If a line in the entries includes "ingressi", show that line.

Element data from apps and pages
# # # #

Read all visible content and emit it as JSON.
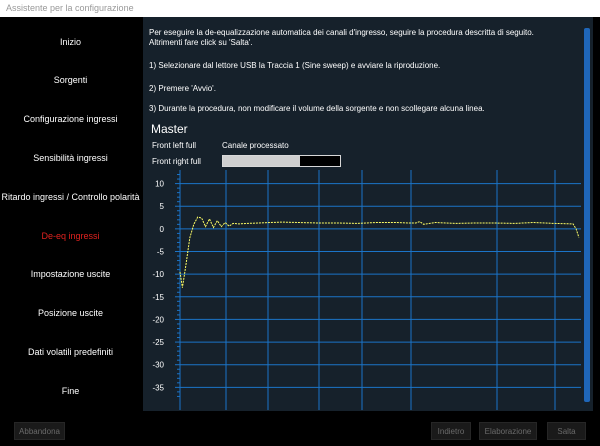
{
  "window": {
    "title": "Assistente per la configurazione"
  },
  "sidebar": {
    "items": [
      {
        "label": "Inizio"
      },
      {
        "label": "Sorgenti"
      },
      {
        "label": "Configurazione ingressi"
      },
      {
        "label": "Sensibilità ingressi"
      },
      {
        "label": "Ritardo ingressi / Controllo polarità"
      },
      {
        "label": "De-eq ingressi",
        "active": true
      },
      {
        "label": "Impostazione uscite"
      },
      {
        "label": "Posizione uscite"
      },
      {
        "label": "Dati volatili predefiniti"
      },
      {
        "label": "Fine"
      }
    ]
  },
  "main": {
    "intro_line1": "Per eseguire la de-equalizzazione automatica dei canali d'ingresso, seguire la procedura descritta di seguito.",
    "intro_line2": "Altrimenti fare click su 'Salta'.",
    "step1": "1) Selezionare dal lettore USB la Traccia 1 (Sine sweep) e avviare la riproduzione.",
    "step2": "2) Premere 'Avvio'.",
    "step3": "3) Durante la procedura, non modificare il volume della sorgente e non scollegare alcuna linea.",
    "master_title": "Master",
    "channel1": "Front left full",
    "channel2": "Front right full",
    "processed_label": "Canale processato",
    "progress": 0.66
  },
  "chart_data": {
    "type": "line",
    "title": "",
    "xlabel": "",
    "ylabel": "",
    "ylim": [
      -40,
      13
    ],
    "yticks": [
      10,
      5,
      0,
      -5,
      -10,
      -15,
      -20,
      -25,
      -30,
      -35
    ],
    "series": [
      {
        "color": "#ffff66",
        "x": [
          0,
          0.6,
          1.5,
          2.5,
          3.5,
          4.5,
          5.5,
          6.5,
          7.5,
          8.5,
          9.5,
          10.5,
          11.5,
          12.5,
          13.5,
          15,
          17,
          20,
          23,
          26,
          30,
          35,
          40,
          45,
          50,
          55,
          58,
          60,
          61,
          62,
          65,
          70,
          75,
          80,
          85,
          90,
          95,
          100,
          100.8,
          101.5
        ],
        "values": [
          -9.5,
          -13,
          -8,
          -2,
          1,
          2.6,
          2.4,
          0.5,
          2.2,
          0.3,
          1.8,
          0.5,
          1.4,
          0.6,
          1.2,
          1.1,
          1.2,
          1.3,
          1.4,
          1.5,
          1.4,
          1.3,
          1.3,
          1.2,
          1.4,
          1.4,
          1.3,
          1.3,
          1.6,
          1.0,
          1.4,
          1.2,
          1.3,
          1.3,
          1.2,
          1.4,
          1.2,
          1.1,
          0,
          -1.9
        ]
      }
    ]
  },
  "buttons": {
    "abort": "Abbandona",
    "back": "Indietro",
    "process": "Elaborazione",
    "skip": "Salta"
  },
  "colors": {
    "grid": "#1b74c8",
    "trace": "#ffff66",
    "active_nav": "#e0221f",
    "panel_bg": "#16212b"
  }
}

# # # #

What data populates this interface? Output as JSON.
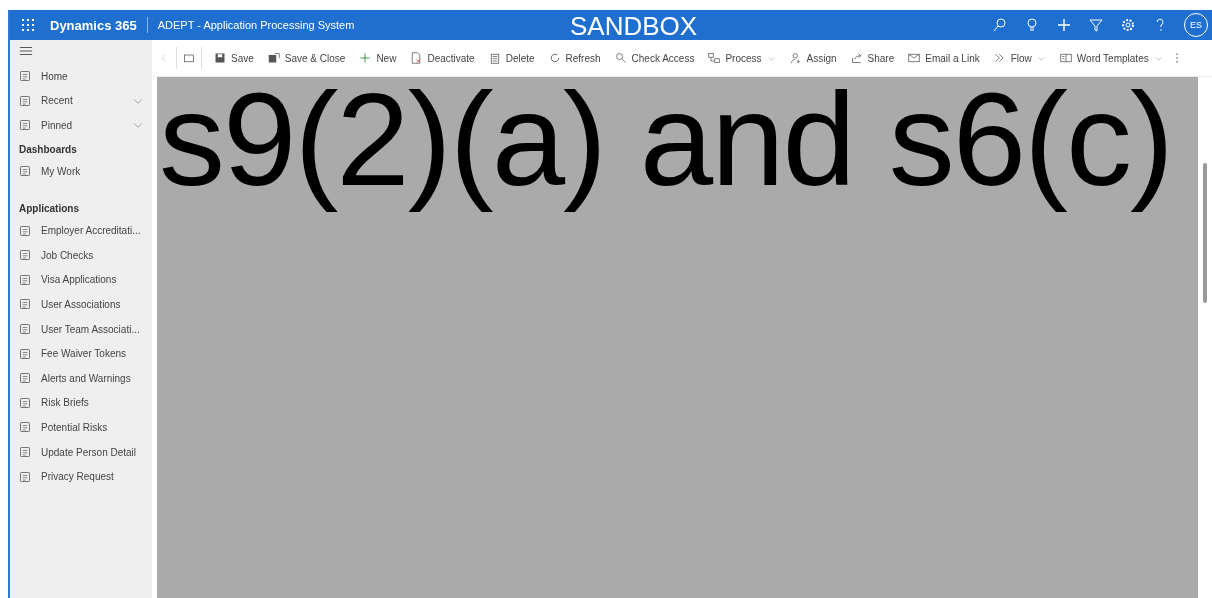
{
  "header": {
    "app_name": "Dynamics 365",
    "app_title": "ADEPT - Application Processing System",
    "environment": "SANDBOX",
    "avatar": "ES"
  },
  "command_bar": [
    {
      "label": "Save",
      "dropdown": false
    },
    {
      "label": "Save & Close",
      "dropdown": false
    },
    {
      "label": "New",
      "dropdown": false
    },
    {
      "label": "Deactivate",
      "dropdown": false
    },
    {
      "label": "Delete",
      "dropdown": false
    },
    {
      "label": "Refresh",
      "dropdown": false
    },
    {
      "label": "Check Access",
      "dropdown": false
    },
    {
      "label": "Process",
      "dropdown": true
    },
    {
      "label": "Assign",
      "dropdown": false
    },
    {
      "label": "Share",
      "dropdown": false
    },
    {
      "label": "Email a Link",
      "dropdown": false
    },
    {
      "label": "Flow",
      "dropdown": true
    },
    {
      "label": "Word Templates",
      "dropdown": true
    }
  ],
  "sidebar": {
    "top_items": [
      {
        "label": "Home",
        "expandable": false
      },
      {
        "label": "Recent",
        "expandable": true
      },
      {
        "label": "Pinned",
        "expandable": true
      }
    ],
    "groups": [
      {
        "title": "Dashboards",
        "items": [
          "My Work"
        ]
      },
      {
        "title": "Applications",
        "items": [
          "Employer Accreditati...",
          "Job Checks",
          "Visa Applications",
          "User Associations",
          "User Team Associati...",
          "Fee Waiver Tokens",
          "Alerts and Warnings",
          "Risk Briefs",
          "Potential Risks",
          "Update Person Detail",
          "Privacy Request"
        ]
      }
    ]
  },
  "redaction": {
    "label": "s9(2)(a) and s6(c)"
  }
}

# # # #

• Response below:
        "label": "Configurazione ingressi"
        "label": "Sensibilità ingressi"
        "label": "Ritardo ingressi / Controllo polarità"
        "label": "De-eq ingressi",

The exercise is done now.